*** Opening of AVAILABLE DATA ***

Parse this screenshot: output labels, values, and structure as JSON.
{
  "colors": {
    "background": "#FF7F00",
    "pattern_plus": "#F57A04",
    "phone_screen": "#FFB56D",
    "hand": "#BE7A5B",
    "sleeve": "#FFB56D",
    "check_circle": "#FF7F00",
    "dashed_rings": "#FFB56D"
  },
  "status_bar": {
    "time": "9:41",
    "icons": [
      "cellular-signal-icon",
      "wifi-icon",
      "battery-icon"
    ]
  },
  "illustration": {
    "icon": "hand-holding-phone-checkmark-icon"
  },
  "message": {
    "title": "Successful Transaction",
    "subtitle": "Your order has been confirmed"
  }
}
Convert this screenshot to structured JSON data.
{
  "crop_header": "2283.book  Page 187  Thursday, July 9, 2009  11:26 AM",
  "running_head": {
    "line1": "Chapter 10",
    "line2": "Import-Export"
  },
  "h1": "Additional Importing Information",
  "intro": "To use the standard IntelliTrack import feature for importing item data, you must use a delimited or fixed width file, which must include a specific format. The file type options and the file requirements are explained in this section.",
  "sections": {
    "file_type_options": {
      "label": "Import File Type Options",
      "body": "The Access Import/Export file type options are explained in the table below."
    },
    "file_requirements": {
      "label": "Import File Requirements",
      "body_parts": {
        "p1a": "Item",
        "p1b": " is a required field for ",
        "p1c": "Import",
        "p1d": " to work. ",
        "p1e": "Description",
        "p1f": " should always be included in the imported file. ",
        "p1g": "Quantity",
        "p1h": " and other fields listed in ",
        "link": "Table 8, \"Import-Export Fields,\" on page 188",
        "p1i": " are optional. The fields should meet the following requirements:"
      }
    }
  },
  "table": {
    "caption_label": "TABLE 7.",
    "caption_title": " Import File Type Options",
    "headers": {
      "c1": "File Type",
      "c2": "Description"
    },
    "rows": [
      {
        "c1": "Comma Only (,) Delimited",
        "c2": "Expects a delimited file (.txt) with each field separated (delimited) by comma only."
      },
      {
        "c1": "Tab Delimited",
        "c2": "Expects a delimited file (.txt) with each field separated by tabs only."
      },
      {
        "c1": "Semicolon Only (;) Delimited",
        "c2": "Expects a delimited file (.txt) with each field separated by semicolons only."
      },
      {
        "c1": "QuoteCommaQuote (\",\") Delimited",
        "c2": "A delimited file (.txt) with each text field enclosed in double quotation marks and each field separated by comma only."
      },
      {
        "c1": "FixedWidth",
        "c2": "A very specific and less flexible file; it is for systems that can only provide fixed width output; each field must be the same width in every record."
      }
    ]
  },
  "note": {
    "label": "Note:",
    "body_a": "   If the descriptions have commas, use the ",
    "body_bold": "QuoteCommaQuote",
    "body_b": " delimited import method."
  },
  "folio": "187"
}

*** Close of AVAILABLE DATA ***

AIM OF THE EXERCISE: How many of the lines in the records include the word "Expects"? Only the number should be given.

WRITTEN SOLUTION: 3